The theory of common law is that there are principles of justice that arise naturally from the biological and social nature of humanity. I have sometimes discussed that in terms of there being an (unwritten) constitution of nature, and a subordinate (unwritten) constitution of society, to which there is a subordinate constitution of the state (society in exclusive control of a territory), and a further subordinate (probably written) constitution of government (the document adopted in 1789 for the U.S.). See Social Contract and Constitutional Republics.
In this concept what a court does when it has to decide without a legislative enactment (written constitution, statute, etc.) is to discover those natural principles applicable to the case and its issues. Court precedents are therefore a history of such discoveries (called “findings”) in similar cases that are respected on the assumption that the previous courts did a good job of discerning the principles. In this sense, common law courts are something like a peer-review process in scientific fields , in which claims of discoveries by scientists are subjected to examination to determine whether they stand up to challenge, and past scientific discoveries are accepted until refuted by a later discovery.
So while the term “common law” goes back to the 11th century in England, the concept is much older, and was discussed in ancient Hebrew, Greek, and Roman law, as well as the legal traditions of other lands and peoples.
The distinction is important. In theory, the judge and jury are not “making” law. That would be legislation, and that is not within their jurisdiction. It is “finding” the underlying principles of justice that presumably govern all human societies, whether some of them know it or not.
By the 17th century, the system of common law in England was becoming problematic. There were just too many precedents, and it was usually possible to find a supporting precedent to support any position litigants might take. Lawyers could spend a lifetime reading the record of old cases and never cover them all. Attempts were made to codify common law in legal treatises, such as those of Bracton, Britton, Hugo Grotius, Francis Bacon, Edward Coke (pronounced “cook”), Thomas Hobbes, Samuel Rutherford, Samuel Pufendorf, John Locke, Algernon Sidney, Bynkershoek, Burlamaqui, Thomas Rutherforth (online edition in progress), Vattel, and Blackstone.
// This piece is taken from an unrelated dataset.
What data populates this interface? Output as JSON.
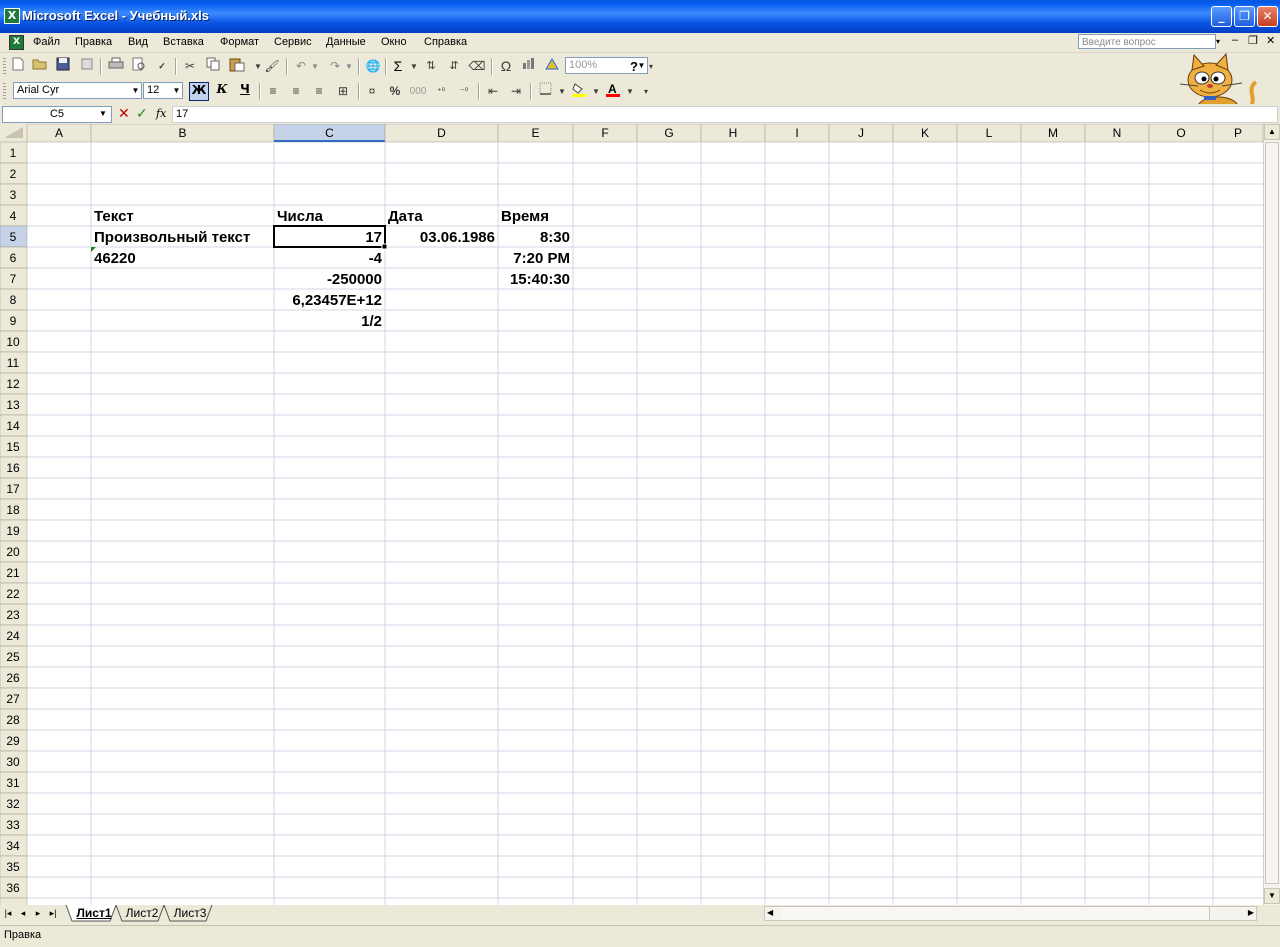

However, this only led to conflicting schools of thought on the subject.
The demand for codification and simplification was one of the factors driving the emergence of the English House of Commons as that country’s supreme lawmaking body. However, without a single, coherent written constitution of government, other than a collection of enactments that had special weight by tradition, Commons functioned as a kind of ongoing constitutional convention, concerning which it came to be said, “No man’s life, liberty, or property are safe while [Commons] is in session.”
This problem is precisely what caused tension with the British North American colonies, and ultimately to the break and the independence of the United States. Coming out of that experience without a written constitution of government, and comprehensive statutes, the new country chose to abandon so much reliance on tradition and the common law, and adopted written constitutions for each state and then for the Union. They did not, however, discard it altogether. The written constitutions incorporated the nonconflicting parts of what had then become the American branch of common law (Camdenian rather than Mansfieldian), including almost all the definitions of legal terms.
So the U.S. Constitution is written in the language of the American common law, and I strongly advise modern students to approach the Constitution as though they were learning a foreign language. Contrary to what many think, much of the Constitution is not really written to be understood by ordinary, non-legal-educated people. Terms like “due process” and “jury” were terms of legal art with a vast body of cases and treatises behind them. Americans in the Founding Era were much more law-literate than are people today, but even the Founders had to hit the books mentioned above to find out what they were saying when they drafted the Constitution. So must we to understand what they wrote. There are no shortcuts.
Jury “nullification” did not really come into being with the 1670 Trial of Penn and Mead and Bushell’s Case. Those cases only solidified what had already become established as a foundation principle of common law, although until them there was much judicial practice in conflict with the principle. It is to noted that it was also already established that arguments on issues of law were to be made in the presence of the jury, and not just in the privacy of the judge’s chambers, a principle confirmed as late as Stettinius v. United States, 22 F. Cas. 1322 (1839); 5 Cranch C.C. 573, which has never been overturned (although it is now uniformly ignored).